What you need to do: The answer is every line of the records that holds the word "screenshot", copied in full.
━━━━━━━━━━━━━━━━━━━━
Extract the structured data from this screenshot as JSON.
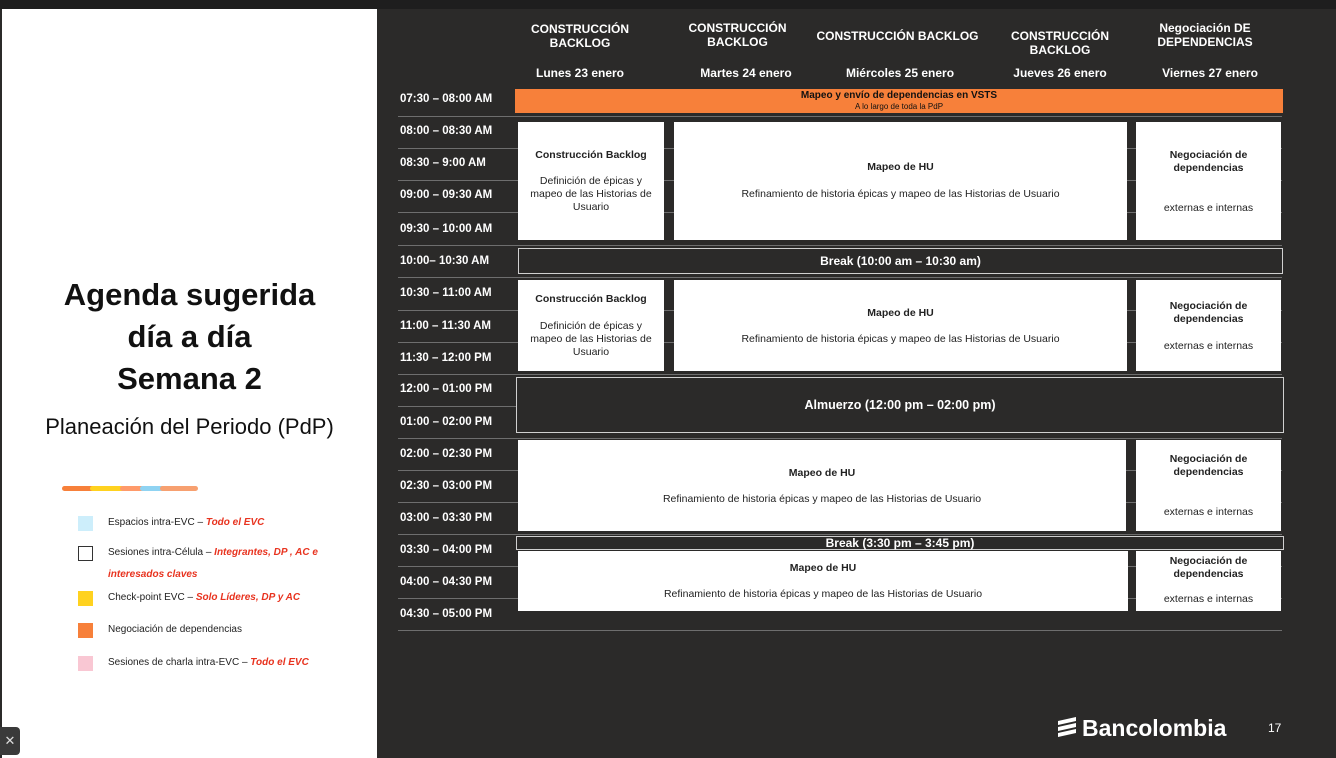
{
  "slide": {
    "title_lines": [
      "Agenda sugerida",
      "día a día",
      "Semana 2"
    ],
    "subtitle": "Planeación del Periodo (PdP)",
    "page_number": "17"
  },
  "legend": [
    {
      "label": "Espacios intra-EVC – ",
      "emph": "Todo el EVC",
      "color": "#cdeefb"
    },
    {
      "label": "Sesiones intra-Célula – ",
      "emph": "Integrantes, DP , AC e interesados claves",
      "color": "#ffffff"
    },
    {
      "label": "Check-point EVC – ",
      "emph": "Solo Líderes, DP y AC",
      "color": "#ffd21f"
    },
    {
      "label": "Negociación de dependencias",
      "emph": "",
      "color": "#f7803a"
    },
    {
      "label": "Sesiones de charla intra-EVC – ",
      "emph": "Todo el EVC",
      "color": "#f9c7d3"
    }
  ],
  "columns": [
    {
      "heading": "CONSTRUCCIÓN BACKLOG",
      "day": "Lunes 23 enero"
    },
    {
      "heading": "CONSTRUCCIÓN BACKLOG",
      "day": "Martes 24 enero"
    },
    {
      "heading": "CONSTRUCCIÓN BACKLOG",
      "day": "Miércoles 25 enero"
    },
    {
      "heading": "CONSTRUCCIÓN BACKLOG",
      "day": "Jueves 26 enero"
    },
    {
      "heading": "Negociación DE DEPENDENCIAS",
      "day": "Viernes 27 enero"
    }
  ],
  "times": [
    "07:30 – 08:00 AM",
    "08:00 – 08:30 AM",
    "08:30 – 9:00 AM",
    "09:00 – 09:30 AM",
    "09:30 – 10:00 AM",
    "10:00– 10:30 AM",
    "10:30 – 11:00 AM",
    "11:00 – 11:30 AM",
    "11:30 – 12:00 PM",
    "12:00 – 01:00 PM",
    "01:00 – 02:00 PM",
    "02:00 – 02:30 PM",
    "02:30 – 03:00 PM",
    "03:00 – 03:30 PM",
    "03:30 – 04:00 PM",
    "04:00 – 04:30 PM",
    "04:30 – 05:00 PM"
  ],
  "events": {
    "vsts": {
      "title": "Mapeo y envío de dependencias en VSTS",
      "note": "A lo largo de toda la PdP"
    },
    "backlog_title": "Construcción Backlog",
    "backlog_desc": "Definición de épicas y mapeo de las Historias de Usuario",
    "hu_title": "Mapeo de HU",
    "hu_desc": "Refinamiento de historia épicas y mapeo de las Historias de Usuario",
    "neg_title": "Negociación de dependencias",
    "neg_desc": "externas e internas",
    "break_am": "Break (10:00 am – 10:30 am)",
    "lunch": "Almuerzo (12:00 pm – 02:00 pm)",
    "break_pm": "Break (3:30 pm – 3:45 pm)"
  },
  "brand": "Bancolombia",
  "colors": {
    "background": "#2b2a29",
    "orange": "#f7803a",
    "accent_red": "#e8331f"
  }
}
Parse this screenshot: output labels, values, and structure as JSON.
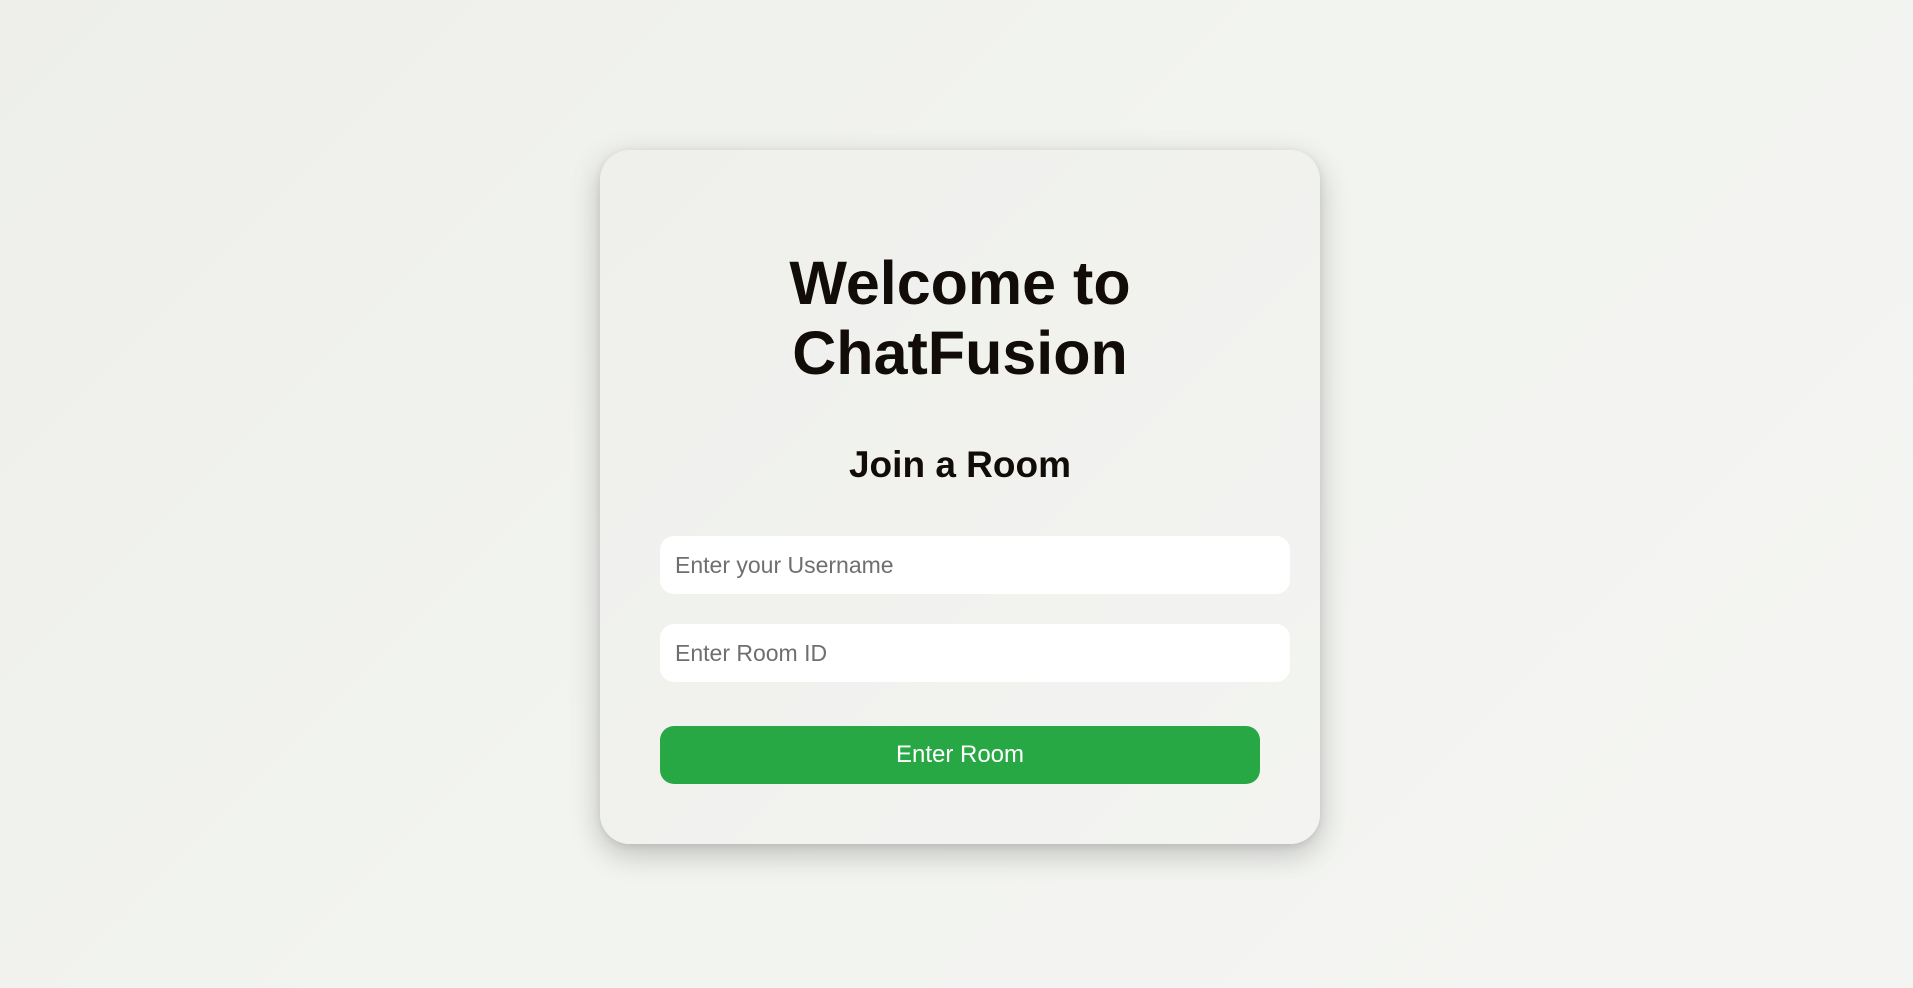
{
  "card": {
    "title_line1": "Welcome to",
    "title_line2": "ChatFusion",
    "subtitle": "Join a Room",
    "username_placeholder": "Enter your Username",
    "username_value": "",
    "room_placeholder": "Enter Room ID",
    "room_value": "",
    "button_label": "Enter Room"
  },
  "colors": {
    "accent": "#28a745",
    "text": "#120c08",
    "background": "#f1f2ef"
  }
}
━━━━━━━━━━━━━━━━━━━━
Task solution:
Extract the structured data from this screenshot as JSON.
Parse this screenshot: output labels, values, and structure as JSON.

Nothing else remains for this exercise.